Joe Bolen, Ph.D.

Joseph Bolen, Ph.D.
Chief Scientific Officer

Innovation has a critical human dimension beyond just the science. It is the combination of the two that is the underlying factor of our success in drug discovery.

Three people lead our science team, creating a model of collaboration that starts at the top. It creates a continuum of teamwork from discovery through development and on to medical education for clinicians about how best to use our medicine.

We are a global team of scientists wholly dedicated to the study of cancer. As a demonstration of the promise and potential of our research, our pipeline currently includes more than 15 investigational candidates that address a wide range of cancers. Learn more about our pipeline.

We fully recognize that progress against cancer is a daunting task. Despite extensive effort in both the public and private sectors, curing cancer is likely to remain an elusive goal for some time to come. Yet we thrive on both the challenge and hope of doing our part to make that goal a reality.

Our focus is on compounds that are either unprecedented in their approach or offer a best-in-class advantage. We believe this higher-powered level of scientific endeavor is more than an exercise in "drug engineering." It demands personal determination on the part of our scientists and an intolerance of conventional wisdom.

Our oncology capabilities encompass both small molecule and antibody drugs so that we can select the most appropriate candidates to achieve the desired therapeutic effect. We are excited by the possibilities, and driven forward by our sense of urgency to advance the care of cancer patients.

Karen Ferrante, M.D.

Karen Ferrante, M.D.
Chief Medical Officer

Our scientific collaboration starts at the top by having three highly interactive R&D leaders. We benefit tremendously from team dynamics.

Protein Homeostasis: Applying a New Understanding of Disease Biology

Pete Smith, Ph.D.

Pete Smith, Ph.D.
SVP Non-Clinical Development Sciences

We get involved in each other's science, and that's a good thing. Our level of mutual respect invites it, and our science benefits from it.

Millennium is recognized as the scientific leader in protein homeostasis, a research area that has its roots in Nobel-Prize winning science. There are a variety of disease states, notably cancer, in which the homeostatic balance of cellular proteins can be altered permanently, threatening survival of the host.

Protein homeostasis is today what kinases were to the science of drug development in the mid-eighties.
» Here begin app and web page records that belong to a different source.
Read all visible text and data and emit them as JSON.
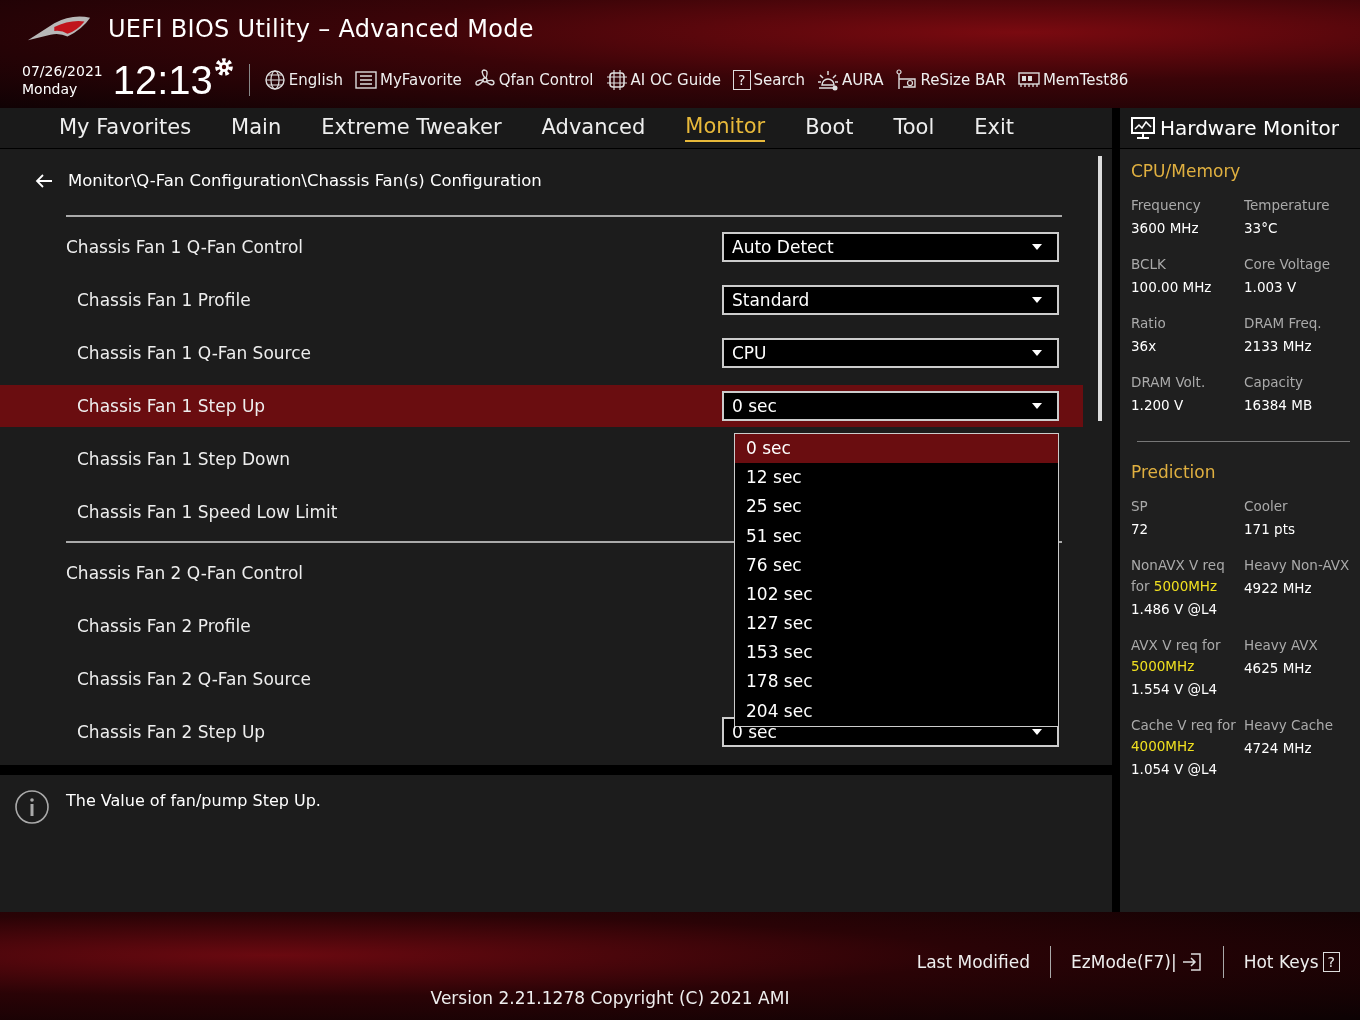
{
  "header": {
    "title": "UEFI BIOS Utility – Advanced Mode",
    "date": "07/26/2021",
    "day": "Monday",
    "time": "12:13",
    "tools": [
      {
        "label": "English",
        "kind": "globe"
      },
      {
        "label": "MyFavorite",
        "kind": "list"
      },
      {
        "label": "Qfan Control",
        "kind": "fan"
      },
      {
        "label": "AI OC Guide",
        "kind": "chip"
      },
      {
        "label": "Search",
        "kind": "glyph",
        "glyph": "?"
      },
      {
        "label": "AURA",
        "kind": "light"
      },
      {
        "label": "ReSize BAR",
        "kind": "card"
      },
      {
        "label": "MemTest86",
        "kind": "memory"
      }
    ]
  },
  "tabs": [
    {
      "label": "My Favorites",
      "selected": false
    },
    {
      "label": "Main",
      "selected": false
    },
    {
      "label": "Extreme Tweaker",
      "selected": false
    },
    {
      "label": "Advanced",
      "selected": false
    },
    {
      "label": "Monitor",
      "selected": true
    },
    {
      "label": "Boot",
      "selected": false
    },
    {
      "label": "Tool",
      "selected": false
    },
    {
      "label": "Exit",
      "selected": false
    }
  ],
  "breadcrumb": "Monitor\\Q-Fan Configuration\\Chassis Fan(s) Configuration",
  "groups": [
    {
      "label": "Chassis Fan 1 Q-Fan Control",
      "value": "Auto Detect",
      "selected": false,
      "children": [
        {
          "label": "Chassis Fan 1 Profile",
          "value": "Standard",
          "selected": false
        },
        {
          "label": "Chassis Fan 1 Q-Fan Source",
          "value": "CPU",
          "selected": false
        },
        {
          "label": "Chassis Fan 1 Step Up",
          "value": "0 sec",
          "selected": true
        },
        {
          "label": "Chassis Fan 1 Step Down",
          "selected": false
        },
        {
          "label": "Chassis Fan 1 Speed Low Limit",
          "selected": false
        }
      ]
    },
    {
      "label": "Chassis Fan 2 Q-Fan Control",
      "selected": false,
      "children": [
        {
          "label": "Chassis Fan 2 Profile",
          "selected": false
        },
        {
          "label": "Chassis Fan 2 Q-Fan Source",
          "selected": false
        },
        {
          "label": "Chassis Fan 2 Step Up",
          "value": "0 sec",
          "selected": false
        }
      ]
    }
  ],
  "dropdown_options": [
    {
      "label": "0 sec",
      "selected": true
    },
    {
      "label": "12 sec",
      "selected": false
    },
    {
      "label": "25 sec",
      "selected": false
    },
    {
      "label": "51 sec",
      "selected": false
    },
    {
      "label": "76 sec",
      "selected": false
    },
    {
      "label": "102 sec",
      "selected": false
    },
    {
      "label": "127 sec",
      "selected": false
    },
    {
      "label": "153 sec",
      "selected": false
    },
    {
      "label": "178 sec",
      "selected": false
    },
    {
      "label": "204 sec",
      "selected": false
    }
  ],
  "help_text": "The Value of fan/pump Step Up.",
  "hardware_monitor": {
    "title": "Hardware Monitor",
    "sections": [
      {
        "title": "CPU/Memory",
        "items": [
          {
            "label": "Frequency",
            "value": "3600 MHz"
          },
          {
            "label": "Temperature",
            "value": "33°C"
          },
          {
            "label": "BCLK",
            "value": "100.00 MHz"
          },
          {
            "label": "Core Voltage",
            "value": "1.003 V"
          },
          {
            "label": "Ratio",
            "value": "36x"
          },
          {
            "label": "DRAM Freq.",
            "value": "2133 MHz"
          },
          {
            "label": "DRAM Volt.",
            "value": "1.200 V"
          },
          {
            "label": "Capacity",
            "value": "16384 MB"
          }
        ]
      },
      {
        "title": "Prediction",
        "items": [
          {
            "label": "SP",
            "value": "72"
          },
          {
            "label": "Cooler",
            "value": "171 pts"
          },
          {
            "label": "NonAVX V req for **5000MHz**",
            "value": "1.486 V @L4"
          },
          {
            "label": "Heavy Non-AVX",
            "value": "4922 MHz"
          },
          {
            "label": "AVX V req for **5000MHz**",
            "value": "1.554 V @L4"
          },
          {
            "label": "Heavy AVX",
            "value": "4625 MHz"
          },
          {
            "label": "Cache V req for **4000MHz**",
            "value": "1.054 V @L4"
          },
          {
            "label": "Heavy Cache",
            "value": "4724 MHz"
          }
        ]
      }
    ]
  },
  "footer": {
    "links": [
      {
        "label": "Last Modified",
        "kind": "text"
      },
      {
        "label": "EzMode(F7)|",
        "kind": "exit"
      },
      {
        "label": "Hot Keys",
        "kind": "glyph",
        "glyph": "?"
      }
    ],
    "version": "Version 2.21.1278 Copyright (C) 2021 AMI"
  }
}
It opens a similarly vast frontier for drug development for many disease states with special emphasis in anti-cancer therapeutics. The success of VELCADE® (bortezomib) has validated this area of exploration.

Our collaboration with Harvard Medical School to conduct joint research in protein homeostasis will build on the already significant expertise of both institutions, accelerating our R&D in this important area of cancer biology.
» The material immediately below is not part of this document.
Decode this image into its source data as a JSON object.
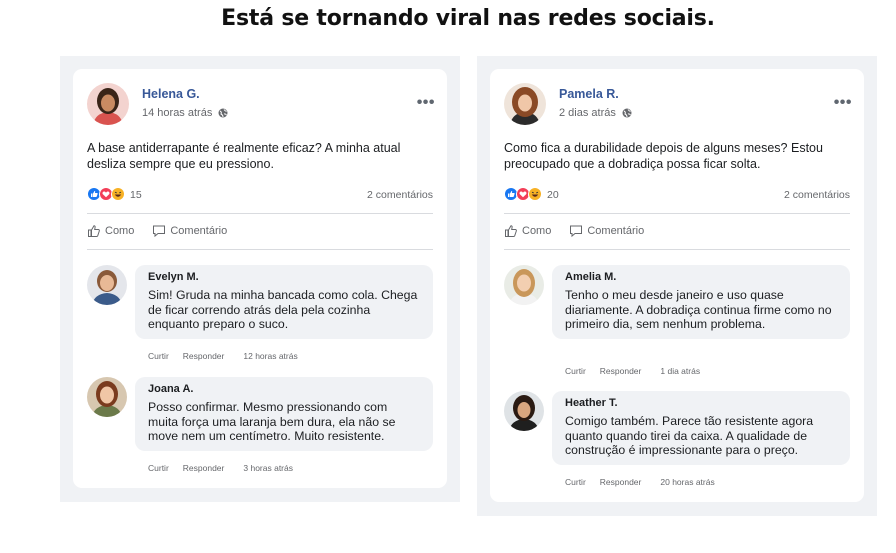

A protein substance produced by the immune system and found in the blood or tissues in response to a specific antigen, such as a bacterium or toxin.
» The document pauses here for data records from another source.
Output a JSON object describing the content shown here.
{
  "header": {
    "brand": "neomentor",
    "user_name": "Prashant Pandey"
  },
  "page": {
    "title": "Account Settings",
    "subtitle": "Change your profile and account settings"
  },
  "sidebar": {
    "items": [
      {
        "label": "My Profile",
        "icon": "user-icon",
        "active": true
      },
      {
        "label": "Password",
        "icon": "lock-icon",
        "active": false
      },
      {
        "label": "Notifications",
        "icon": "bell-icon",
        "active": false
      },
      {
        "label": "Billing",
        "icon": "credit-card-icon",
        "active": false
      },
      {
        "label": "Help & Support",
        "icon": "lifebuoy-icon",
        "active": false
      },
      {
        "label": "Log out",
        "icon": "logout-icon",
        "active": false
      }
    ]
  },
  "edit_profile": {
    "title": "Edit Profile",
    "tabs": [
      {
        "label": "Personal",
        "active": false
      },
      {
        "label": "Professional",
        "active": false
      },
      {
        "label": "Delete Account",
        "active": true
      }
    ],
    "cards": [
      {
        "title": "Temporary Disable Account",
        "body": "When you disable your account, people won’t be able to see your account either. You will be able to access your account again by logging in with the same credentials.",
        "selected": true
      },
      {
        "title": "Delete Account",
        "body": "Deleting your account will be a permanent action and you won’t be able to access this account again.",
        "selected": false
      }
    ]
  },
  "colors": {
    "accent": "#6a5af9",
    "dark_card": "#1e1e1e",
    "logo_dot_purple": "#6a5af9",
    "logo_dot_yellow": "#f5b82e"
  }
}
Fundamental components of all living cells, including substances such as enzymes, hormones, and antibodies, thatare necessary for the proper functioning of an organism.